Task prompt
Would you reproduce all of the entries exactly?

Exercise data
###

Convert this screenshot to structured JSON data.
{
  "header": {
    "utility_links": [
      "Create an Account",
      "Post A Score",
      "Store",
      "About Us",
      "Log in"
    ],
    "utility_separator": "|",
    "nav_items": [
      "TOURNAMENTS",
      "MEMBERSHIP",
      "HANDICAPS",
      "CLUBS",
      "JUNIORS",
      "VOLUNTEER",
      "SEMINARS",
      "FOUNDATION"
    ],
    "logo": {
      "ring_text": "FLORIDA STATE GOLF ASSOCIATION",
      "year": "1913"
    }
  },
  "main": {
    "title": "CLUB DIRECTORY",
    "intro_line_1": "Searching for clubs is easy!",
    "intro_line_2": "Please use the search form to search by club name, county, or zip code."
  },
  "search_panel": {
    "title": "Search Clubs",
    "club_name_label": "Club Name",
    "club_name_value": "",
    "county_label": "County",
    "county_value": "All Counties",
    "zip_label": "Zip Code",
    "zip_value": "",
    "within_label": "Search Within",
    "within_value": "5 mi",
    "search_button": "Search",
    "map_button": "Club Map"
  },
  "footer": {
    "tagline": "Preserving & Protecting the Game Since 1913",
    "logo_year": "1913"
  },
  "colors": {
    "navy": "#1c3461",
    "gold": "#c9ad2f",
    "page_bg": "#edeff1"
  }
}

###

Solution to this problem
Convert this screenshot to structured JSON data.
{
  "header": {
    "utility_links": [
      "Create an Account",
      "Post A Score",
      "Store",
      "About Us",
      "Log in"
    ],
    "utility_separator": "|",
    "nav_items": [
      "TOURNAMENTS",
      "MEMBERSHIP",
      "HANDICAPS",
      "CLUBS",
      "JUNIORS",
      "VOLUNTEER",
      "SEMINARS",
      "FOUNDATION"
    ],
    "logo": {
      "ring_text": "FLORIDA STATE GOLF ASSOCIATION",
      "year": "1913"
    }
  },
  "main": {
    "title": "CLUB DIRECTORY",
    "intro_line_1": "Searching for clubs is easy!",
    "intro_line_2": "Please use the search form to search by club name, county, or zip code."
  },
  "search_panel": {
    "title": "Search Clubs",
    "club_name_label": "Club Name",
    "club_name_value": "",
    "county_label": "County",
    "county_value": "All Counties",
    "zip_label": "Zip Code",
    "zip_value": "",
    "within_label": "Search Within",
    "within_value": "5 mi",
    "search_button": "Search",
    "map_button": "Club Map"
  },
  "footer": {
    "tagline": "Preserving & Protecting the Game Since 1913",
    "logo_year": "1913"
  },
  "colors": {
    "navy": "#1c3461",
    "gold": "#c9ad2f",
    "page_bg": "#edeff1"
  }
}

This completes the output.